Items from a dataset:
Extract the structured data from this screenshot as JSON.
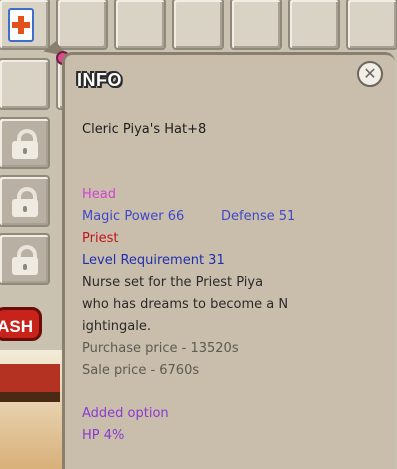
{
  "tooltip": {
    "title": "INFO",
    "item_name": "Cleric Piya's Hat+8",
    "slot": "Head",
    "magic_power": "Magic Power 66",
    "defense": "Defense 51",
    "class": "Priest",
    "level_requirement": "Level Requirement 31",
    "description": [
      "Nurse set for the Priest Piya",
      " who has dreams to become a N",
      "ightingale."
    ],
    "purchase_price": "Purchase price - 13520s",
    "sale_price": "Sale price - 6760s",
    "added_option_label": "Added option",
    "added_option_value": "HP 4%"
  },
  "side_button": {
    "label": "ASH"
  },
  "colors": {
    "slot_pink": "#d043d3",
    "stat_blue": "#3f49c8",
    "class_red": "#c2151b",
    "level_navy": "#1f2faf",
    "option_purple": "#8a3ad0"
  },
  "icons": [
    "health-potion-icon",
    "toast-item-icon",
    "lock-icon",
    "close-icon"
  ]
}
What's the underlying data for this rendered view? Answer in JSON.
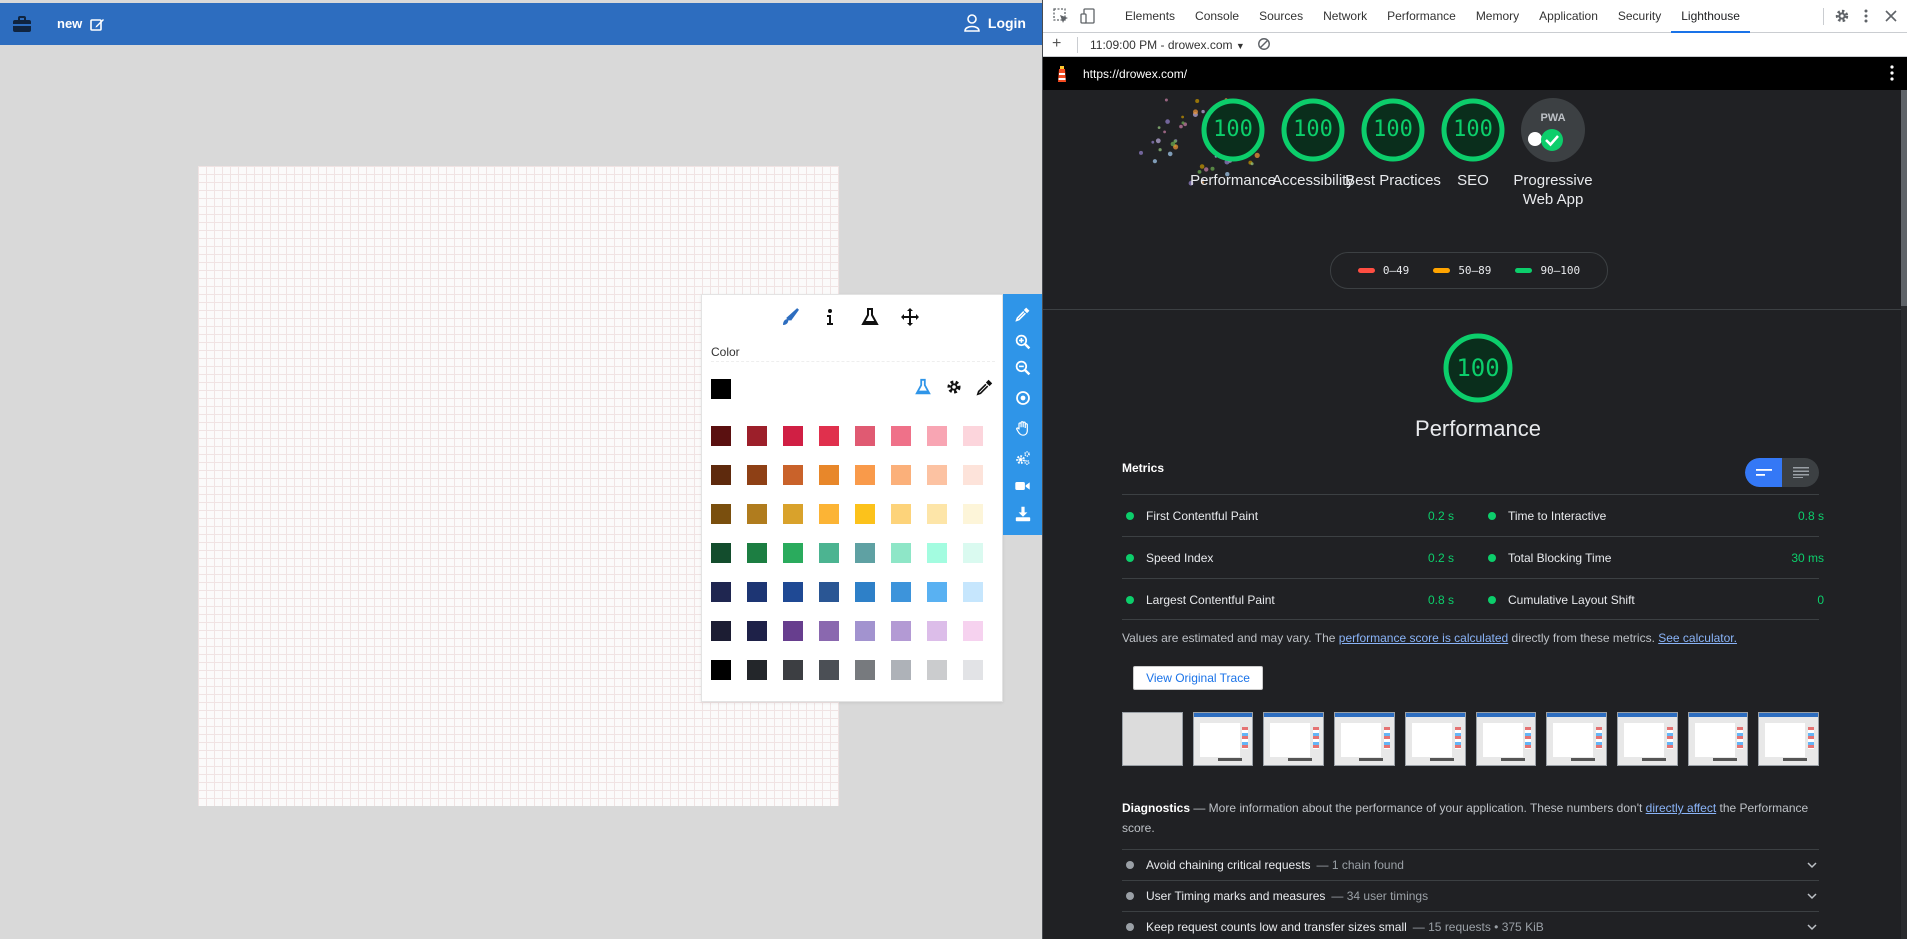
{
  "app": {
    "new_label": "new",
    "login_label": "Login",
    "panel": {
      "color_label": "Color",
      "current_color": "#000000",
      "swatches": [
        "#5a1010",
        "#9c1f2a",
        "#d01f44",
        "#e0304d",
        "#e05a72",
        "#ef7189",
        "#f8a5b3",
        "#fcd5dc",
        "#5e2a0d",
        "#8e4015",
        "#c9622a",
        "#e8872a",
        "#f99a4a",
        "#fbb07a",
        "#fcc2a2",
        "#fde3da",
        "#7a4f0e",
        "#b07c1e",
        "#d9a22b",
        "#fcb435",
        "#fcc21b",
        "#fdd37a",
        "#fde5a8",
        "#fdf5d9",
        "#134d2d",
        "#1c7e42",
        "#2aab5d",
        "#4cb491",
        "#5fa1a3",
        "#8ee6c7",
        "#a3fce0",
        "#dafaf0",
        "#1f2650",
        "#1d3573",
        "#1f4994",
        "#2a5694",
        "#2e80c8",
        "#3d94db",
        "#59b1f2",
        "#c6e6fd",
        "#1c1d33",
        "#1e2148",
        "#673e8e",
        "#8a68af",
        "#a293cf",
        "#b39ad4",
        "#dcbde9",
        "#f6d2ef",
        "#000000",
        "#23262a",
        "#3c3e42",
        "#4b4f55",
        "#777a7e",
        "#aeb2b8",
        "#cbccce",
        "#e2e3e6"
      ]
    }
  },
  "devtools": {
    "tabs": [
      "Elements",
      "Console",
      "Sources",
      "Network",
      "Performance",
      "Memory",
      "Application",
      "Security",
      "Lighthouse"
    ],
    "active_tab": "Lighthouse",
    "report_selector": "11:09:00 PM - drowex.com",
    "url": "https://drowex.com/",
    "gauges": [
      {
        "score": "100",
        "label": "Performance"
      },
      {
        "score": "100",
        "label": "Accessibility"
      },
      {
        "score": "100",
        "label": "Best Practices"
      },
      {
        "score": "100",
        "label": "SEO"
      }
    ],
    "pwa": {
      "badge_text": "PWA",
      "label": "Progressive Web App"
    },
    "legend": [
      {
        "range": "0–49",
        "color": "#ff4e42"
      },
      {
        "range": "50–89",
        "color": "#ffa400"
      },
      {
        "range": "90–100",
        "color": "#0cce6b"
      }
    ],
    "perf_score": "100",
    "perf_title": "Performance",
    "metrics_header": "Metrics",
    "metrics": [
      {
        "name": "First Contentful Paint",
        "value": "0.2 s"
      },
      {
        "name": "Time to Interactive",
        "value": "0.8 s"
      },
      {
        "name": "Speed Index",
        "value": "0.2 s"
      },
      {
        "name": "Total Blocking Time",
        "value": "30 ms"
      },
      {
        "name": "Largest Contentful Paint",
        "value": "0.8 s"
      },
      {
        "name": "Cumulative Layout Shift",
        "value": "0"
      }
    ],
    "note": {
      "prefix": "Values are estimated and may vary. The ",
      "link1": "performance score is calculated",
      "middle": " directly from these metrics. ",
      "link2": "See calculator."
    },
    "view_trace": "View Original Trace",
    "diagnostics": {
      "title": "Diagnostics",
      "text1": " — More information about the performance of your application. These numbers don't ",
      "link": "directly affect",
      "text2": " the Performance score."
    },
    "audits": [
      {
        "title": "Avoid chaining critical requests",
        "detail": "— 1 chain found"
      },
      {
        "title": "User Timing marks and measures",
        "detail": "— 34 user timings"
      },
      {
        "title": "Keep request counts low and transfer sizes small",
        "detail": "— 15 requests • 375 KiB"
      }
    ],
    "colors": {
      "pass": "#0cce6b",
      "accent": "#1a73e8"
    }
  }
}
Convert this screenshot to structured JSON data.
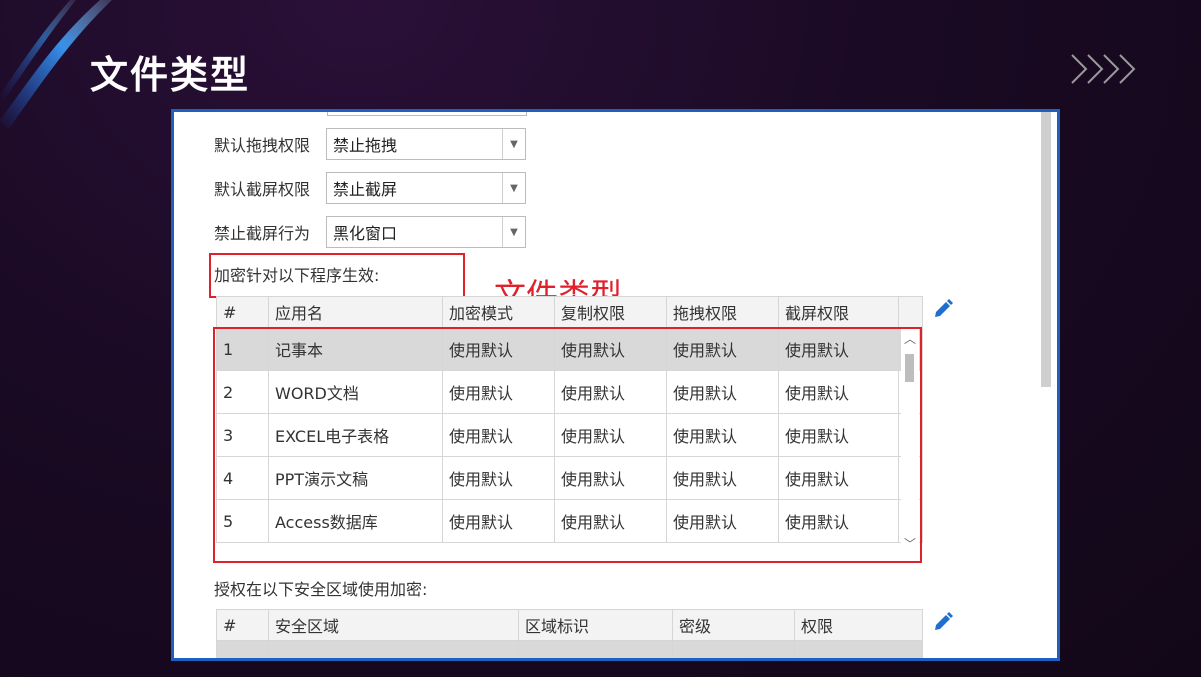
{
  "slide": {
    "title": "文件类型"
  },
  "form": {
    "drag": {
      "label": "默认拖拽权限",
      "value": "禁止拖拽"
    },
    "screenshot": {
      "label": "默认截屏权限",
      "value": "禁止截屏"
    },
    "screenshot_action": {
      "label": "禁止截屏行为",
      "value": "黑化窗口"
    }
  },
  "programs": {
    "label": "加密针对以下程序生效:",
    "annotation": "文件类型",
    "columns": [
      "#",
      "应用名",
      "加密模式",
      "复制权限",
      "拖拽权限",
      "截屏权限"
    ],
    "rows": [
      [
        "1",
        "记事本",
        "使用默认",
        "使用默认",
        "使用默认",
        "使用默认"
      ],
      [
        "2",
        "WORD文档",
        "使用默认",
        "使用默认",
        "使用默认",
        "使用默认"
      ],
      [
        "3",
        "EXCEL电子表格",
        "使用默认",
        "使用默认",
        "使用默认",
        "使用默认"
      ],
      [
        "4",
        "PPT演示文稿",
        "使用默认",
        "使用默认",
        "使用默认",
        "使用默认"
      ],
      [
        "5",
        "Access数据库",
        "使用默认",
        "使用默认",
        "使用默认",
        "使用默认"
      ]
    ]
  },
  "zones": {
    "label": "授权在以下安全区域使用加密:",
    "columns": [
      "#",
      "安全区域",
      "区域标识",
      "密级",
      "权限"
    ]
  },
  "colors": {
    "highlight_border": "#e0202a",
    "window_border": "#1f5fbf",
    "edit_icon": "#1f6fcf"
  }
}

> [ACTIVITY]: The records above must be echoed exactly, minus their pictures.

> [EXERCISE OUTPUT]:
Extract the structured data from this screenshot as JSON.
{
  "tooltip": {
    "title": "INFO",
    "item_name": "Cleric Piya's Hat+8",
    "slot": "Head",
    "magic_power": "Magic Power 66",
    "defense": "Defense 51",
    "class": "Priest",
    "level_requirement": "Level Requirement 31",
    "description": [
      "Nurse set for the Priest Piya",
      " who has dreams to become a N",
      "ightingale."
    ],
    "purchase_price": "Purchase price - 13520s",
    "sale_price": "Sale price - 6760s",
    "added_option_label": "Added option",
    "added_option_value": "HP 4%"
  },
  "side_button": {
    "label": "ASH"
  },
  "colors": {
    "slot_pink": "#d043d3",
    "stat_blue": "#3f49c8",
    "class_red": "#c2151b",
    "level_navy": "#1f2faf",
    "option_purple": "#8a3ad0"
  },
  "icons": [
    "health-potion-icon",
    "toast-item-icon",
    "lock-icon",
    "close-icon"
  ]
}
What's the underlying data for this rendered view? Answer in JSON.
{
  "app": {
    "new_label": "new",
    "login_label": "Login",
    "panel": {
      "color_label": "Color",
      "current_color": "#000000",
      "swatches": [
        "#5a1010",
        "#9c1f2a",
        "#d01f44",
        "#e0304d",
        "#e05a72",
        "#ef7189",
        "#f8a5b3",
        "#fcd5dc",
        "#5e2a0d",
        "#8e4015",
        "#c9622a",
        "#e8872a",
        "#f99a4a",
        "#fbb07a",
        "#fcc2a2",
        "#fde3da",
        "#7a4f0e",
        "#b07c1e",
        "#d9a22b",
        "#fcb435",
        "#fcc21b",
        "#fdd37a",
        "#fde5a8",
        "#fdf5d9",
        "#134d2d",
        "#1c7e42",
        "#2aab5d",
        "#4cb491",
        "#5fa1a3",
        "#8ee6c7",
        "#a3fce0",
        "#dafaf0",
        "#1f2650",
        "#1d3573",
        "#1f4994",
        "#2a5694",
        "#2e80c8",
        "#3d94db",
        "#59b1f2",
        "#c6e6fd",
        "#1c1d33",
        "#1e2148",
        "#673e8e",
        "#8a68af",
        "#a293cf",
        "#b39ad4",
        "#dcbde9",
        "#f6d2ef",
        "#000000",
        "#23262a",
        "#3c3e42",
        "#4b4f55",
        "#777a7e",
        "#aeb2b8",
        "#cbccce",
        "#e2e3e6"
      ]
    }
  },
  "devtools": {
    "tabs": [
      "Elements",
      "Console",
      "Sources",
      "Network",
      "Performance",
      "Memory",
      "Application",
      "Security",
      "Lighthouse"
    ],
    "active_tab": "Lighthouse",
    "report_selector": "11:09:00 PM - drowex.com",
    "url": "https://drowex.com/",
    "gauges": [
      {
        "score": "100",
        "label": "Performance"
      },
      {
        "score": "100",
        "label": "Accessibility"
      },
      {
        "score": "100",
        "label": "Best Practices"
      },
      {
        "score": "100",
        "label": "SEO"
      }
    ],
    "pwa": {
      "badge_text": "PWA",
      "label": "Progressive Web App"
    },
    "legend": [
      {
        "range": "0–49",
        "color": "#ff4e42"
      },
      {
        "range": "50–89",
        "color": "#ffa400"
      },
      {
        "range": "90–100",
        "color": "#0cce6b"
      }
    ],
    "perf_score": "100",
    "perf_title": "Performance",
    "metrics_header": "Metrics",
    "metrics": [
      {
        "name": "First Contentful Paint",
        "value": "0.2 s"
      },
      {
        "name": "Time to Interactive",
        "value": "0.8 s"
      },
      {
        "name": "Speed Index",
        "value": "0.2 s"
      },
      {
        "name": "Total Blocking Time",
        "value": "30 ms"
      },
      {
        "name": "Largest Contentful Paint",
        "value": "0.8 s"
      },
      {
        "name": "Cumulative Layout Shift",
        "value": "0"
      }
    ],
    "note": {
      "prefix": "Values are estimated and may vary. The ",
      "link1": "performance score is calculated",
      "middle": " directly from these metrics. ",
      "link2": "See calculator."
    },
    "view_trace": "View Original Trace",
    "diagnostics": {
      "title": "Diagnostics",
      "text1": " — More information about the performance of your application. These numbers don't ",
      "link": "directly affect",
      "text2": " the Performance score."
    },
    "audits": [
      {
        "title": "Avoid chaining critical requests",
        "detail": "— 1 chain found"
      },
      {
        "title": "User Timing marks and measures",
        "detail": "— 34 user timings"
      },
      {
        "title": "Keep request counts low and transfer sizes small",
        "detail": "— 15 requests • 375 KiB"
      }
    ],
    "colors": {
      "pass": "#0cce6b",
      "accent": "#1a73e8"
    }
  }
}
Convert this screenshot to structured JSON data.
{
  "slide": {
    "title": "文件类型"
  },
  "form": {
    "drag": {
      "label": "默认拖拽权限",
      "value": "禁止拖拽"
    },
    "screenshot": {
      "label": "默认截屏权限",
      "value": "禁止截屏"
    },
    "screenshot_action": {
      "label": "禁止截屏行为",
      "value": "黑化窗口"
    }
  },
  "programs": {
    "label": "加密针对以下程序生效:",
    "annotation": "文件类型",
    "columns": [
      "#",
      "应用名",
      "加密模式",
      "复制权限",
      "拖拽权限",
      "截屏权限"
    ],
    "rows": [
      [
        "1",
        "记事本",
        "使用默认",
        "使用默认",
        "使用默认",
        "使用默认"
      ],
      [
        "2",
        "WORD文档",
        "使用默认",
        "使用默认",
        "使用默认",
        "使用默认"
      ],
      [
        "3",
        "EXCEL电子表格",
        "使用默认",
        "使用默认",
        "使用默认",
        "使用默认"
      ],
      [
        "4",
        "PPT演示文稿",
        "使用默认",
        "使用默认",
        "使用默认",
        "使用默认"
      ],
      [
        "5",
        "Access数据库",
        "使用默认",
        "使用默认",
        "使用默认",
        "使用默认"
      ]
    ]
  },
  "zones": {
    "label": "授权在以下安全区域使用加密:",
    "columns": [
      "#",
      "安全区域",
      "区域标识",
      "密级",
      "权限"
    ]
  },
  "colors": {
    "highlight_border": "#e0202a",
    "window_border": "#1f5fbf",
    "edit_icon": "#1f6fcf"
  }
}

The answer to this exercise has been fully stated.